▶ [REQUIREMENT]: The response should be an exact copy of the records, with the pictures removed.

———

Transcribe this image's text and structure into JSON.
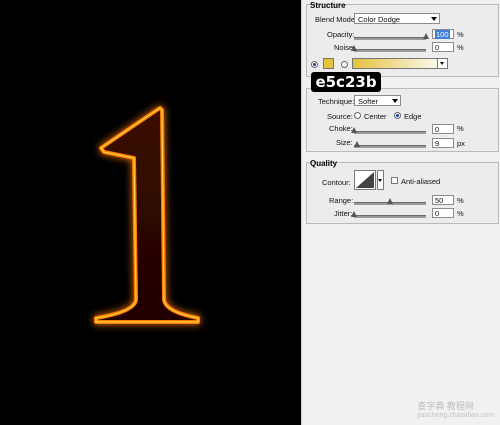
{
  "canvas": {
    "glyph": "1",
    "glow_color": "#ff8a00",
    "core_color": "#ffd34a"
  },
  "structure": {
    "title": "Structure",
    "blend_mode_label": "Blend Mode:",
    "blend_mode_value": "Color Dodge",
    "opacity_label": "Opacity:",
    "opacity_value": "100",
    "opacity_unit": "%",
    "opacity_level": 1.0,
    "noise_label": "Noise:",
    "noise_value": "0",
    "noise_unit": "%",
    "noise_level": 0.0,
    "color_swatch": "#e5c23b"
  },
  "elements": {
    "technique_label": "Technique:",
    "technique_value": "Softer",
    "source_label": "Source:",
    "source_center": "Center",
    "source_edge": "Edge",
    "choke_label": "Choke:",
    "choke_value": "0",
    "choke_unit": "%",
    "choke_level": 0.0,
    "size_label": "Size:",
    "size_value": "9",
    "size_unit": "px",
    "size_level": 0.04
  },
  "quality": {
    "title": "Quality",
    "contour_label": "Contour:",
    "anti_aliased_label": "Anti-aliased",
    "range_label": "Range:",
    "range_value": "50",
    "range_unit": "%",
    "range_level": 0.5,
    "jitter_label": "Jitter:",
    "jitter_value": "0",
    "jitter_unit": "%",
    "jitter_level": 0.0
  },
  "overlay_tag": "e5c23b",
  "watermark": {
    "main": "查字典 教程网",
    "sub": "jiaocheng.chazidian.com"
  }
}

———

▶ [RESPONSE AREA]:
Transcribe this image's text and structure into JSON.
{
  "canvas": {
    "glyph": "1",
    "glow_color": "#ff8a00",
    "core_color": "#ffd34a"
  },
  "structure": {
    "title": "Structure",
    "blend_mode_label": "Blend Mode:",
    "blend_mode_value": "Color Dodge",
    "opacity_label": "Opacity:",
    "opacity_value": "100",
    "opacity_unit": "%",
    "opacity_level": 1.0,
    "noise_label": "Noise:",
    "noise_value": "0",
    "noise_unit": "%",
    "noise_level": 0.0,
    "color_swatch": "#e5c23b"
  },
  "elements": {
    "technique_label": "Technique:",
    "technique_value": "Softer",
    "source_label": "Source:",
    "source_center": "Center",
    "source_edge": "Edge",
    "choke_label": "Choke:",
    "choke_value": "0",
    "choke_unit": "%",
    "choke_level": 0.0,
    "size_label": "Size:",
    "size_value": "9",
    "size_unit": "px",
    "size_level": 0.04
  },
  "quality": {
    "title": "Quality",
    "contour_label": "Contour:",
    "anti_aliased_label": "Anti-aliased",
    "range_label": "Range:",
    "range_value": "50",
    "range_unit": "%",
    "range_level": 0.5,
    "jitter_label": "Jitter:",
    "jitter_value": "0",
    "jitter_unit": "%",
    "jitter_level": 0.0
  },
  "overlay_tag": "e5c23b",
  "watermark": {
    "main": "查字典 教程网",
    "sub": "jiaocheng.chazidian.com"
  }
}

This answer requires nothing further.